Return every record verbatim.

● App and web page records:

----

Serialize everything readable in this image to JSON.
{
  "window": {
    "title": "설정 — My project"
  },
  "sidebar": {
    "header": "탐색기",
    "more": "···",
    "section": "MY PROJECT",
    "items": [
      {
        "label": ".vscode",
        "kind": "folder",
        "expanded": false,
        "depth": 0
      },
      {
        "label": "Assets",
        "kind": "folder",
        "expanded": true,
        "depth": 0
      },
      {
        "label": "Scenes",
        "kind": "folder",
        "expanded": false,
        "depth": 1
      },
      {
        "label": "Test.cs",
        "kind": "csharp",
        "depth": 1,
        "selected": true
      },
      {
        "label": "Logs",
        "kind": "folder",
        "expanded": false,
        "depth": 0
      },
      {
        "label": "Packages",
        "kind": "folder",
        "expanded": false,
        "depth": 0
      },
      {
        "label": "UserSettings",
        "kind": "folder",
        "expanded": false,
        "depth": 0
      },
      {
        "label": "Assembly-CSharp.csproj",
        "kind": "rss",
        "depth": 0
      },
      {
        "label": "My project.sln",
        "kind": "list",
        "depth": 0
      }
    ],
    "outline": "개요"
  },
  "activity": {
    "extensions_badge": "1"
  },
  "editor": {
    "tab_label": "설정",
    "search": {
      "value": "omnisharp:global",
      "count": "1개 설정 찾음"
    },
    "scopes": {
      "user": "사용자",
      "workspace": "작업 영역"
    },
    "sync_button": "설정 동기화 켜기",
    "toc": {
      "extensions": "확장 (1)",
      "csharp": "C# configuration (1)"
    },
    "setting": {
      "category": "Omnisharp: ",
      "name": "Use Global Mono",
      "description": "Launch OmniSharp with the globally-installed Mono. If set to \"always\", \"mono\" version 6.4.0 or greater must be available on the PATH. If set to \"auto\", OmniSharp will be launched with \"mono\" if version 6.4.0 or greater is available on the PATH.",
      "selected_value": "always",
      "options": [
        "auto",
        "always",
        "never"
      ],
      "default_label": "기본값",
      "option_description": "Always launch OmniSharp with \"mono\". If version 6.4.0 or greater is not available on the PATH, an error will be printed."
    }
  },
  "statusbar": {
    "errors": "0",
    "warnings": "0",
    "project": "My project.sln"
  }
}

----

● Result below:
Serialize everything readable in this image to JSON.
{
  "window": {
    "title": "설정 — My project"
  },
  "sidebar": {
    "header": "탐색기",
    "more": "···",
    "section": "MY PROJECT",
    "items": [
      {
        "label": ".vscode",
        "kind": "folder",
        "expanded": false,
        "depth": 0
      },
      {
        "label": "Assets",
        "kind": "folder",
        "expanded": true,
        "depth": 0
      },
      {
        "label": "Scenes",
        "kind": "folder",
        "expanded": false,
        "depth": 1
      },
      {
        "label": "Test.cs",
        "kind": "csharp",
        "depth": 1,
        "selected": true
      },
      {
        "label": "Logs",
        "kind": "folder",
        "expanded": false,
        "depth": 0
      },
      {
        "label": "Packages",
        "kind": "folder",
        "expanded": false,
        "depth": 0
      },
      {
        "label": "UserSettings",
        "kind": "folder",
        "expanded": false,
        "depth": 0
      },
      {
        "label": "Assembly-CSharp.csproj",
        "kind": "rss",
        "depth": 0
      },
      {
        "label": "My project.sln",
        "kind": "list",
        "depth": 0
      }
    ],
    "outline": "개요"
  },
  "activity": {
    "extensions_badge": "1"
  },
  "editor": {
    "tab_label": "설정",
    "search": {
      "value": "omnisharp:global",
      "count": "1개 설정 찾음"
    },
    "scopes": {
      "user": "사용자",
      "workspace": "작업 영역"
    },
    "sync_button": "설정 동기화 켜기",
    "toc": {
      "extensions": "확장 (1)",
      "csharp": "C# configuration (1)"
    },
    "setting": {
      "category": "Omnisharp: ",
      "name": "Use Global Mono",
      "description": "Launch OmniSharp with the globally-installed Mono. If set to \"always\", \"mono\" version 6.4.0 or greater must be available on the PATH. If set to \"auto\", OmniSharp will be launched with \"mono\" if version 6.4.0 or greater is available on the PATH.",
      "selected_value": "always",
      "options": [
        "auto",
        "always",
        "never"
      ],
      "default_label": "기본값",
      "option_description": "Always launch OmniSharp with \"mono\". If version 6.4.0 or greater is not available on the PATH, an error will be printed."
    }
  },
  "statusbar": {
    "errors": "0",
    "warnings": "0",
    "project": "My project.sln"
  }
}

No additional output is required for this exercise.